This post written by Kenneth Nalley. Kenneth is a graduate from Tarleton University and was a Collegiate Conservation Program (CCP) intern during the 2017 summer. Take a look at Kenneth’s experience and head to the CCP website to learn more and to apply for summer 2018!
Summer 2017 will forever hold a special place in my heart. From the moment I heard about the CCP internship with the Houston Zoo I knew it was special, and I knew I wanted to be a part of it. Since I had a friend that had done the internship a summer prior I somewhat knew what to expect. I knew that I would learn about regional and worldwide conservation efforts and the Houston Zoo’s role in those efforts. What I didn’t know was that we would be examining what I now see as the most important part of conservation: the human aspect. Throughout the summer I would be taking a greater look at myself through the eyes of 12 strangers.

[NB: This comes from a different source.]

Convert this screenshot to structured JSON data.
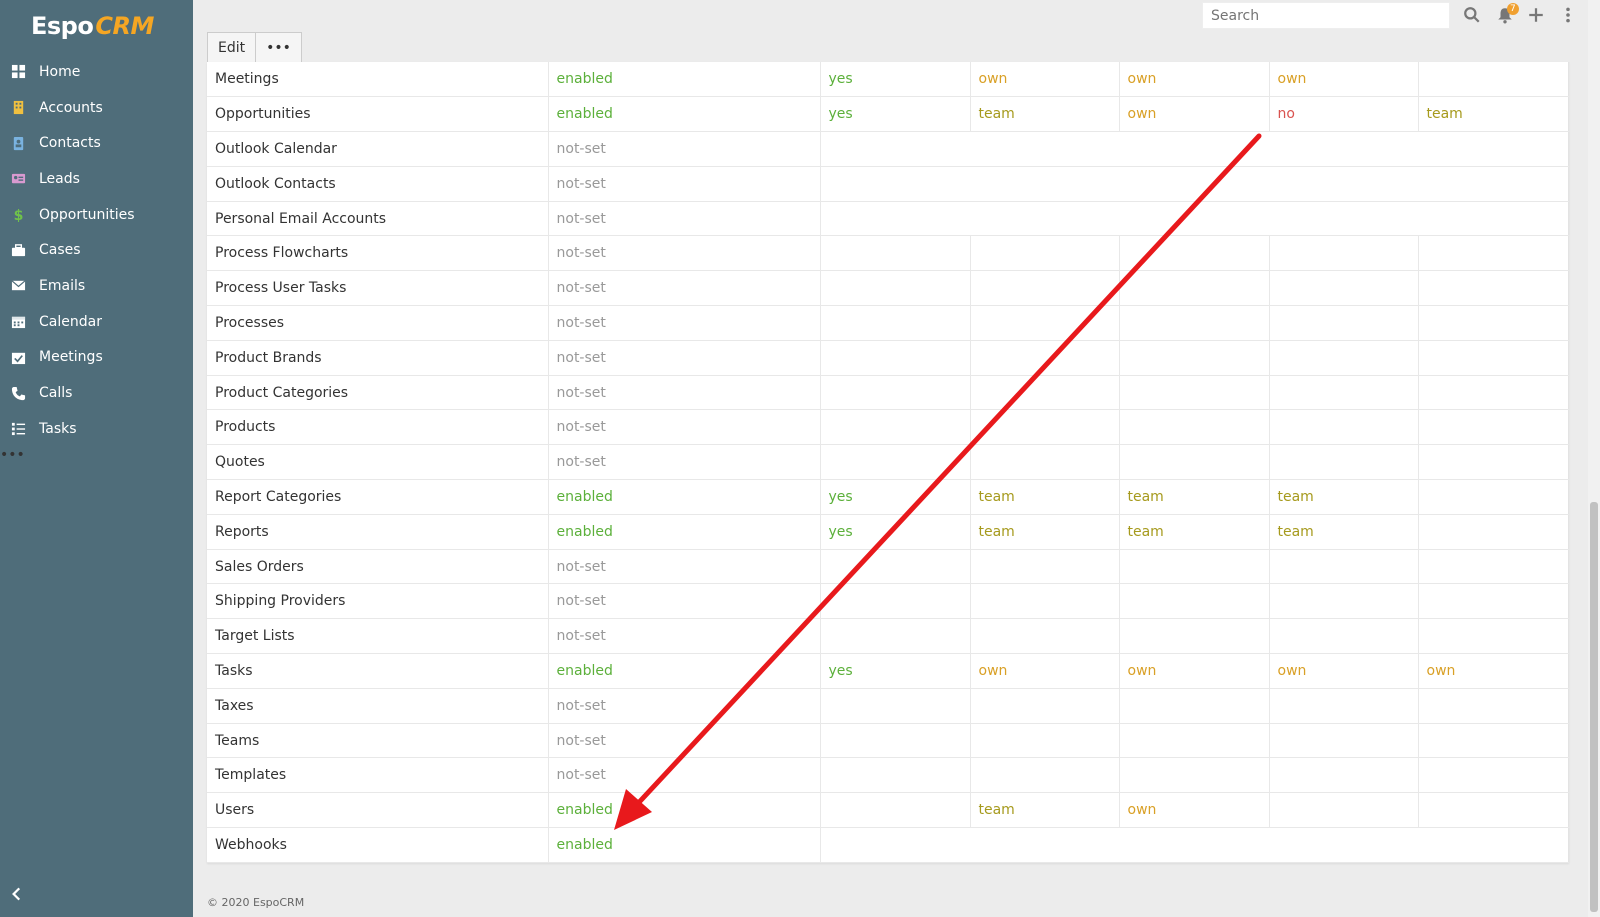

This summer consisted of a lot of critical thinking. Where do I fit into this puzzle? What is my role in conservation? It starts with learning more about yourself; which is exactly what we did. We took a strength finders test which told us what our top 5 strengths were and then we each shared our strengths with the group. This was a powerful exercise because it fostered a level of understanding and bonding amongst the group that wasn’t there prior. It allowed us to accept and bond over our differences. Throughout the rest of the summer this bond would grow amongst the group, and this better understanding of each other led to a better understanding of people’s role in conservation.

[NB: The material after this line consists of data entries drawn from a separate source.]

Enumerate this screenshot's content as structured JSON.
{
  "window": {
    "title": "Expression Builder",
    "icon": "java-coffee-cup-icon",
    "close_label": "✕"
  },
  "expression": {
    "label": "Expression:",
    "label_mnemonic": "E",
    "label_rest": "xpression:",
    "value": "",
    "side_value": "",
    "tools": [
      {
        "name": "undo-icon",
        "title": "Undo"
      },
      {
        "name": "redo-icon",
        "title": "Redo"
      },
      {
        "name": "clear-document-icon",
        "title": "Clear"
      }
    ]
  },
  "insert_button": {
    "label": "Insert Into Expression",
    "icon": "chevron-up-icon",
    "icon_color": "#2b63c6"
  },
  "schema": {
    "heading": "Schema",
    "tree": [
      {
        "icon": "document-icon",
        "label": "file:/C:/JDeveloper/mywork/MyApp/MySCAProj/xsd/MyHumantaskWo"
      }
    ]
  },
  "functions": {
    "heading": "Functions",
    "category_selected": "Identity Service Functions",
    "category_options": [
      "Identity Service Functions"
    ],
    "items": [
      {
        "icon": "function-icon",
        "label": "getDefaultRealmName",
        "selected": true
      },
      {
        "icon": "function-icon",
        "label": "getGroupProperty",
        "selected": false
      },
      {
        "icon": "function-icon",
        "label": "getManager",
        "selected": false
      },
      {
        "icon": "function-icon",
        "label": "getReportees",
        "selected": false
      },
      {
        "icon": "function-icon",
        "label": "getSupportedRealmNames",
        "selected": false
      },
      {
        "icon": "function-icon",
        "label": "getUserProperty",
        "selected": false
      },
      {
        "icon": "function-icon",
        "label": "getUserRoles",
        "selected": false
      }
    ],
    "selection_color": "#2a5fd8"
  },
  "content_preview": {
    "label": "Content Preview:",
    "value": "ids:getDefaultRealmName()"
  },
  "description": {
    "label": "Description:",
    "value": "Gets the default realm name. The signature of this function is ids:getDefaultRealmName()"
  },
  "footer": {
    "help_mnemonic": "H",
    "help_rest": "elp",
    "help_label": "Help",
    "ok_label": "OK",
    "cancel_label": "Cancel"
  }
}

My philosophy before CCP was that people were the reason we are in this mess. Our selfishness and greed has destroyed habitats, altered our climate, and devastated wildlife. There were people like me—nature-loving, wildlife enthusiasts—and people like them. Now, thanks to the growth I experienced this past summer—I only see people. I met some of the nicest people from EXXON Mobil, who were so generous with their time and investment in us. I was able to see things from different perspectives; no right or wrong…just different. I learned and now understand that we are all in this together. Conservation is not just people who work in this fields issue, we can’t save the world alone. This effort belongs to us all—and we must be willing to listen to everyone. That’s the biggest truth I took away from this summer, and for that, I will be forever grateful for it has shaped my future in this field.